What is required
From the first entry to the last, restate everything word for word and exclude pictures.

Records for the exercise
- - - -

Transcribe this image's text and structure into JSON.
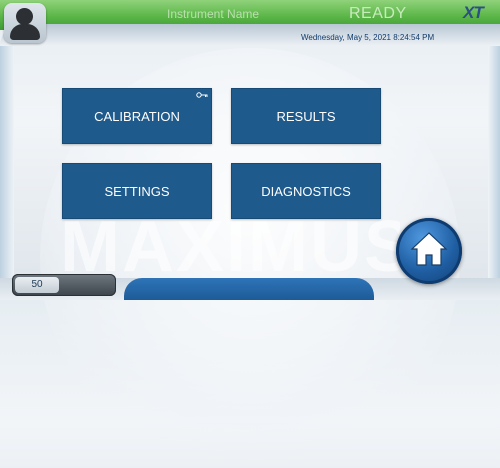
{
  "header": {
    "instrument_name": "Instrument Name",
    "status": "READY",
    "logo": "XT",
    "datetime": "Wednesday, May 5, 2021 8:24:54 PM"
  },
  "menu": {
    "tiles": [
      {
        "label": "CALIBRATION"
      },
      {
        "label": "RESULTS"
      },
      {
        "label": "SETTINGS"
      },
      {
        "label": "DIAGNOSTICS"
      }
    ]
  },
  "watermark": "MAXIMUS",
  "footer": {
    "counter_value": "50"
  },
  "icons": {
    "user": "user-icon",
    "key": "key-icon",
    "home": "home-icon"
  },
  "colors": {
    "tile": "#1e5a8c",
    "header_green": "#5bb648",
    "home_blue": "#1f5ea2"
  }
}
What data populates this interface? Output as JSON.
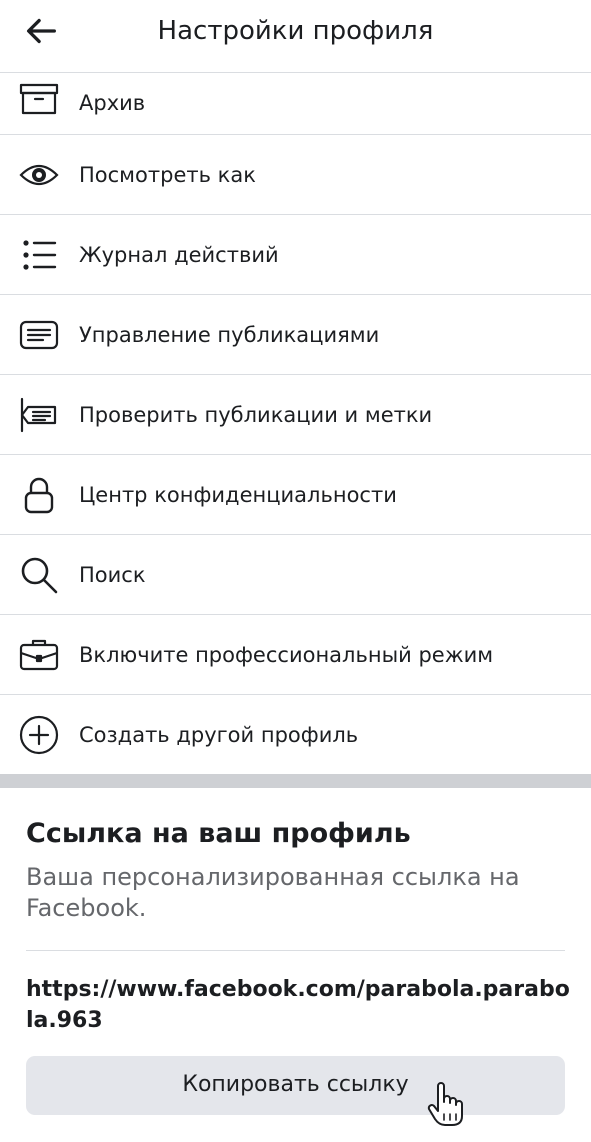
{
  "header": {
    "title": "Настройки профиля",
    "back_icon": "arrow-left-icon"
  },
  "menu": [
    {
      "label": "Архив",
      "icon": "archive-icon"
    },
    {
      "label": "Посмотреть как",
      "icon": "eye-icon"
    },
    {
      "label": "Журнал действий",
      "icon": "list-icon"
    },
    {
      "label": "Управление публикациями",
      "icon": "posts-icon"
    },
    {
      "label": "Проверить публикации и метки",
      "icon": "review-posts-icon"
    },
    {
      "label": "Центр конфиденциальности",
      "icon": "lock-icon"
    },
    {
      "label": "Поиск",
      "icon": "search-icon"
    },
    {
      "label": "Включите профессиональный режим",
      "icon": "briefcase-icon"
    },
    {
      "label": "Создать другой профиль",
      "icon": "plus-circle-icon"
    }
  ],
  "profile_link": {
    "title": "Ссылка на ваш профиль",
    "subtitle": "Ваша персонализированная ссылка на Facebook.",
    "url": "https://www.facebook.com/parabola.parabola.963",
    "copy_label": "Копировать ссылку"
  },
  "colors": {
    "text": "#1c1e21",
    "secondary_text": "#65676b",
    "button_bg": "#e4e6eb",
    "divider": "#dadde1",
    "band": "#ced0d4"
  }
}
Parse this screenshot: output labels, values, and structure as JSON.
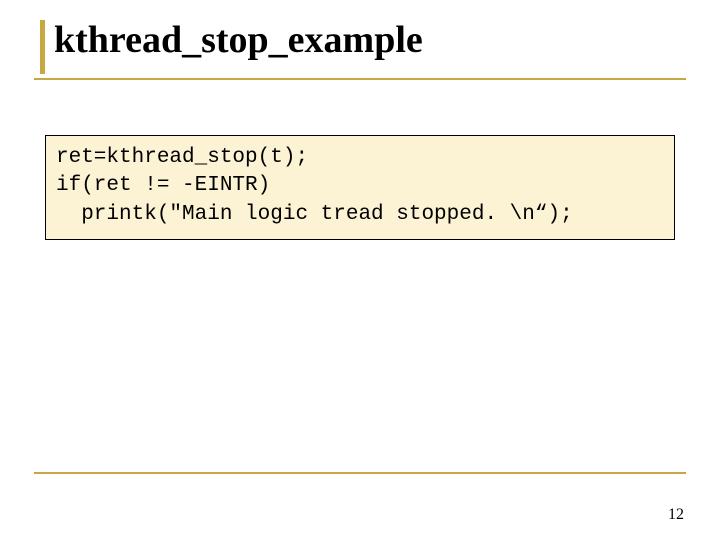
{
  "slide": {
    "title": "kthread_stop_example",
    "code_lines": [
      "ret=kthread_stop(t);",
      "if(ret != -EINTR)",
      "  printk(\"Main logic tread stopped. \\n“);"
    ],
    "page_number": "12"
  }
}
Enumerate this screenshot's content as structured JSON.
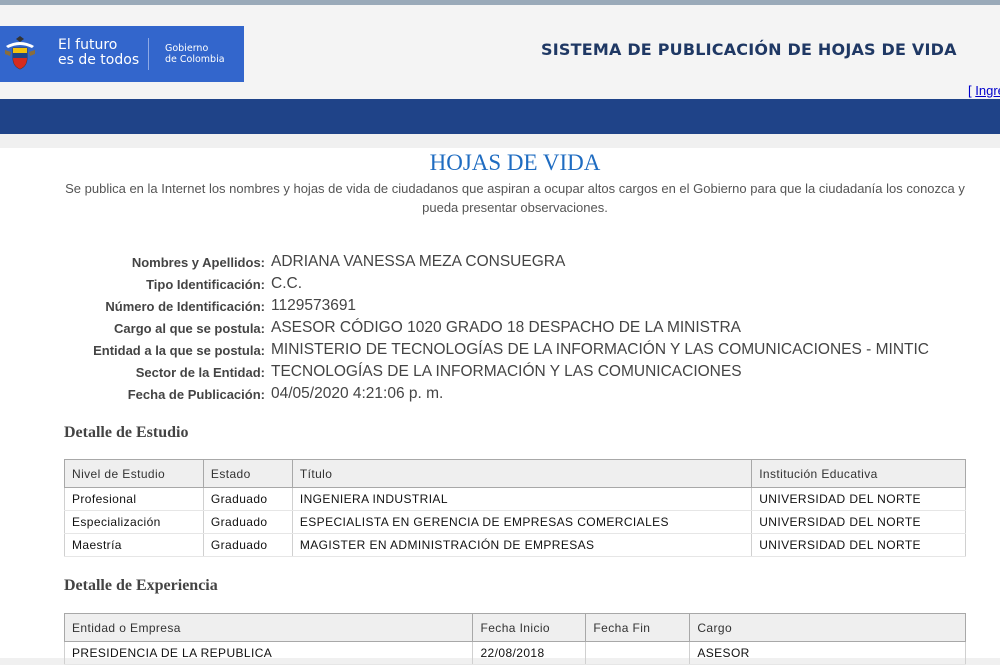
{
  "header": {
    "logo": {
      "main_line1": "El futuro",
      "main_line2": "es de todos",
      "gov_line1": "Gobierno",
      "gov_line2": "de Colombia"
    },
    "system_title": "SISTEMA DE PUBLICACIÓN DE HOJAS DE VIDA",
    "login_bracket": "[",
    "login_link": "Ingresar"
  },
  "main": {
    "title": "HOJAS DE VIDA",
    "intro": "Se publica en la Internet los nombres y hojas de vida de ciudadanos que aspiran a ocupar altos cargos en el Gobierno para que la ciudadanía los conozca y pueda presentar observaciones.",
    "fields": [
      {
        "label": "Nombres y Apellidos:",
        "value": "ADRIANA VANESSA MEZA CONSUEGRA"
      },
      {
        "label": "Tipo Identificación:",
        "value": "C.C."
      },
      {
        "label": "Número de Identificación:",
        "value": "1129573691"
      },
      {
        "label": "Cargo al que se postula:",
        "value": "ASESOR CÓDIGO 1020 GRADO 18 DESPACHO DE LA MINISTRA"
      },
      {
        "label": "Entidad a la que se postula:",
        "value": "MINISTERIO DE TECNOLOGÍAS DE LA INFORMACIÓN Y LAS COMUNICACIONES - MINTIC"
      },
      {
        "label": "Sector de la Entidad:",
        "value": "TECNOLOGÍAS DE LA INFORMACIÓN Y LAS COMUNICACIONES"
      },
      {
        "label": "Fecha de Publicación:",
        "value": "04/05/2020 4:21:06 p. m."
      }
    ],
    "education": {
      "title": "Detalle de Estudio",
      "headers": [
        "Nivel de Estudio",
        "Estado",
        "Título",
        "Institución Educativa"
      ],
      "rows": [
        [
          "Profesional",
          "Graduado",
          "INGENIERA INDUSTRIAL",
          "UNIVERSIDAD DEL NORTE"
        ],
        [
          "Especialización",
          "Graduado",
          "ESPECIALISTA EN GERENCIA DE EMPRESAS COMERCIALES",
          "UNIVERSIDAD DEL NORTE"
        ],
        [
          "Maestría",
          "Graduado",
          "MAGISTER EN ADMINISTRACIÓN DE EMPRESAS",
          "UNIVERSIDAD DEL NORTE"
        ]
      ]
    },
    "experience": {
      "title": "Detalle de Experiencia",
      "headers": [
        "Entidad o Empresa",
        "Fecha Inicio",
        "Fecha Fin",
        "Cargo"
      ],
      "rows": [
        [
          "PRESIDENCIA DE LA REPUBLICA",
          "22/08/2018",
          "",
          "ASESOR"
        ]
      ]
    }
  },
  "colors": {
    "brand_blue": "#3366cc",
    "nav_bar": "#1f4388",
    "title_blue": "#1f6cc1",
    "system_title": "#1f3864"
  }
}
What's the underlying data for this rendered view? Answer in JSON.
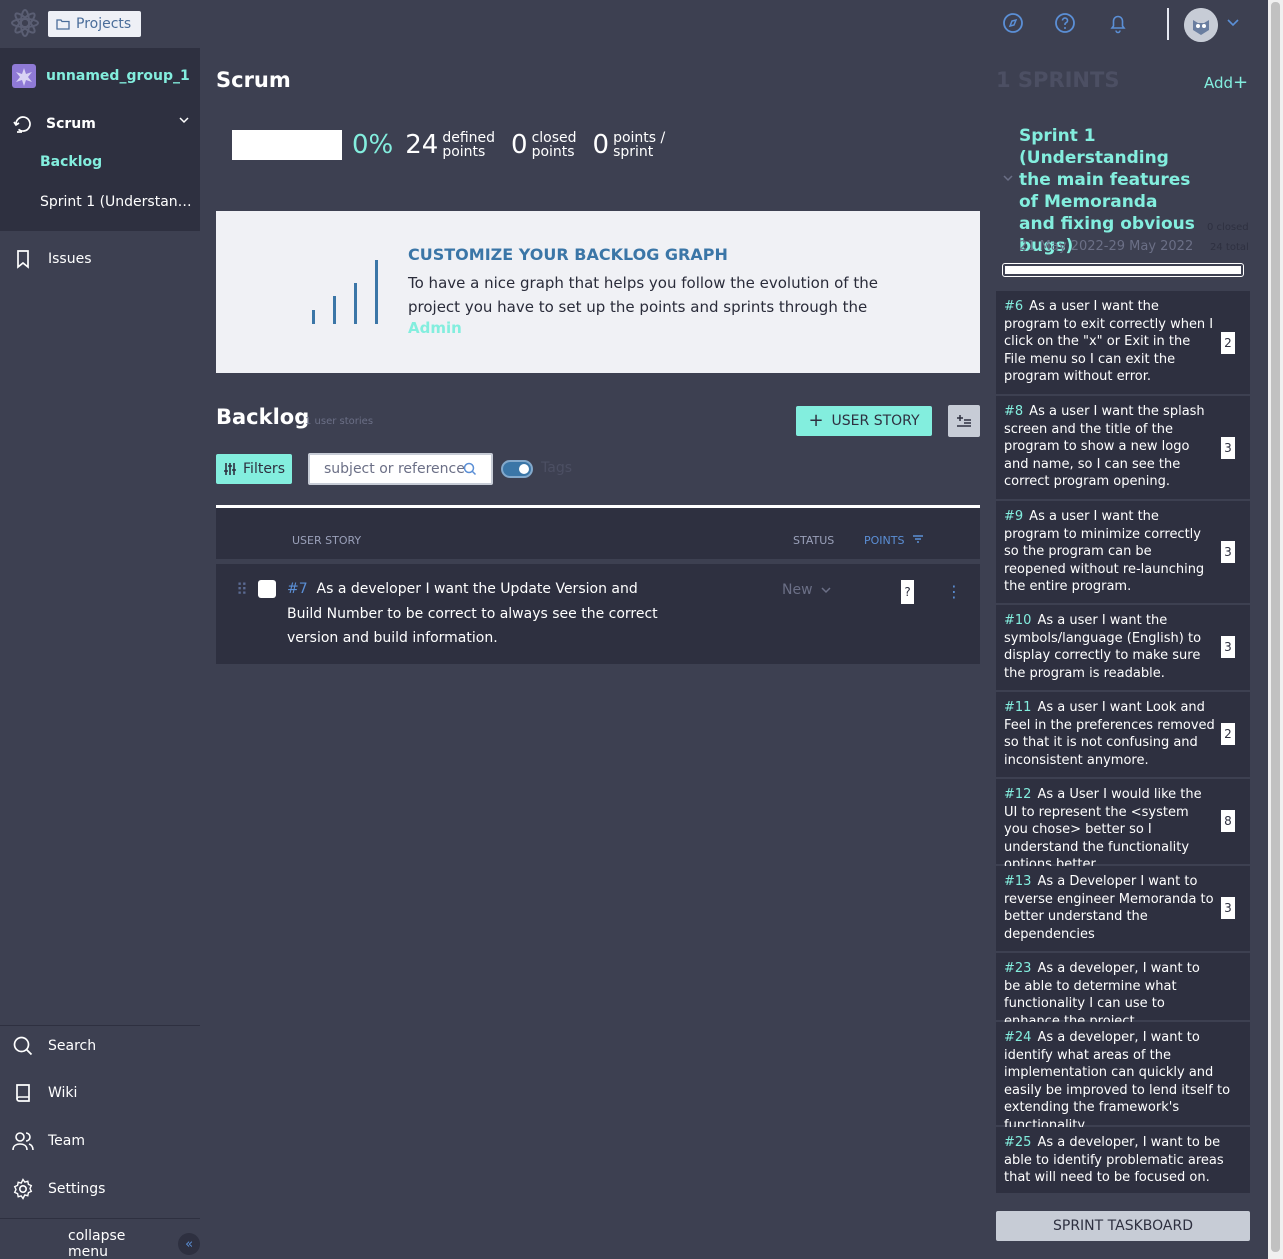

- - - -

Exercise solution
Transcribe this image's text and structure into JSON.
{
  "header": {
    "instrument_name": "Instrument Name",
    "status": "READY",
    "logo": "XT",
    "datetime": "Wednesday, May 5, 2021 8:24:54 PM"
  },
  "menu": {
    "tiles": [
      {
        "label": "CALIBRATION"
      },
      {
        "label": "RESULTS"
      },
      {
        "label": "SETTINGS"
      },
      {
        "label": "DIAGNOSTICS"
      }
    ]
  },
  "watermark": "MAXIMUS",
  "footer": {
    "counter_value": "50"
  },
  "icons": {
    "user": "user-icon",
    "key": "key-icon",
    "home": "home-icon"
  },
  "colors": {
    "tile": "#1e5a8c",
    "header_green": "#5bb648",
    "home_blue": "#1f5ea2"
  }
}
What data populates this interface? Output as JSON.
{
  "header": {
    "title": "Настройки профиля",
    "back_icon": "arrow-left-icon"
  },
  "menu": [
    {
      "label": "Архив",
      "icon": "archive-icon"
    },
    {
      "label": "Посмотреть как",
      "icon": "eye-icon"
    },
    {
      "label": "Журнал действий",
      "icon": "list-icon"
    },
    {
      "label": "Управление публикациями",
      "icon": "posts-icon"
    },
    {
      "label": "Проверить публикации и метки",
      "icon": "review-posts-icon"
    },
    {
      "label": "Центр конфиденциальности",
      "icon": "lock-icon"
    },
    {
      "label": "Поиск",
      "icon": "search-icon"
    },
    {
      "label": "Включите профессиональный режим",
      "icon": "briefcase-icon"
    },
    {
      "label": "Создать другой профиль",
      "icon": "plus-circle-icon"
    }
  ],
  "profile_link": {
    "title": "Ссылка на ваш профиль",
    "subtitle": "Ваша персонализированная ссылка на Facebook.",
    "url": "https://www.facebook.com/parabola.parabola.963",
    "copy_label": "Копировать ссылку"
  },
  "colors": {
    "text": "#1c1e21",
    "secondary_text": "#65676b",
    "button_bg": "#e4e6eb",
    "divider": "#dadde1",
    "band": "#ced0d4"
  }
}
Parse this screenshot: output labels, values, and structure as JSON.
{
  "slide": {
    "title": "kthread_stop_example",
    "code_lines": [
      "ret=kthread_stop(t);",
      "if(ret != -EINTR)",
      "  printk(\"Main logic tread stopped. \\n“);"
    ],
    "page_number": "12"
  }
}
Enumerate this screenshot's content as structured JSON.
{
  "header": {
    "logo": {
      "main_line1": "El futuro",
      "main_line2": "es de todos",
      "gov_line1": "Gobierno",
      "gov_line2": "de Colombia"
    },
    "system_title": "SISTEMA DE PUBLICACIÓN DE HOJAS DE VIDA",
    "login_bracket": "[",
    "login_link": "Ingresar"
  },
  "main": {
    "title": "HOJAS DE VIDA",
    "intro": "Se publica en la Internet los nombres y hojas de vida de ciudadanos que aspiran a ocupar altos cargos en el Gobierno para que la ciudadanía los conozca y pueda presentar observaciones.",
    "fields": [
      {
        "label": "Nombres y Apellidos:",
        "value": "ADRIANA VANESSA MEZA CONSUEGRA"
      },
      {
        "label": "Tipo Identificación:",
        "value": "C.C."
      },
      {
        "label": "Número de Identificación:",
        "value": "1129573691"
      },
      {
        "label": "Cargo al que se postula:",
        "value": "ASESOR CÓDIGO 1020 GRADO 18 DESPACHO DE LA MINISTRA"
      },
      {
        "label": "Entidad a la que se postula:",
        "value": "MINISTERIO DE TECNOLOGÍAS DE LA INFORMACIÓN Y LAS COMUNICACIONES - MINTIC"
      },
      {
        "label": "Sector de la Entidad:",
        "value": "TECNOLOGÍAS DE LA INFORMACIÓN Y LAS COMUNICACIONES"
      },
      {
        "label": "Fecha de Publicación:",
        "value": "04/05/2020 4:21:06 p. m."
      }
    ],
    "education": {
      "title": "Detalle de Estudio",
      "headers": [
        "Nivel de Estudio",
        "Estado",
        "Título",
        "Institución Educativa"
      ],
      "rows": [
        [
          "Profesional",
          "Graduado",
          "INGENIERA INDUSTRIAL",
          "UNIVERSIDAD DEL NORTE"
        ],
        [
          "Especialización",
          "Graduado",
          "ESPECIALISTA EN GERENCIA DE EMPRESAS COMERCIALES",
          "UNIVERSIDAD DEL NORTE"
        ],
        [
          "Maestría",
          "Graduado",
          "MAGISTER EN ADMINISTRACIÓN DE EMPRESAS",
          "UNIVERSIDAD DEL NORTE"
        ]
      ]
    },
    "experience": {
      "title": "Detalle de Experiencia",
      "headers": [
        "Entidad o Empresa",
        "Fecha Inicio",
        "Fecha Fin",
        "Cargo"
      ],
      "rows": [
        [
          "PRESIDENCIA DE LA REPUBLICA",
          "22/08/2018",
          "",
          "ASESOR"
        ]
      ]
    }
  },
  "colors": {
    "brand_blue": "#3366cc",
    "nav_bar": "#1f4388",
    "title_blue": "#1f6cc1",
    "system_title": "#1f3864"
  }
}
What's the underlying data for this rendered view? Answer in JSON.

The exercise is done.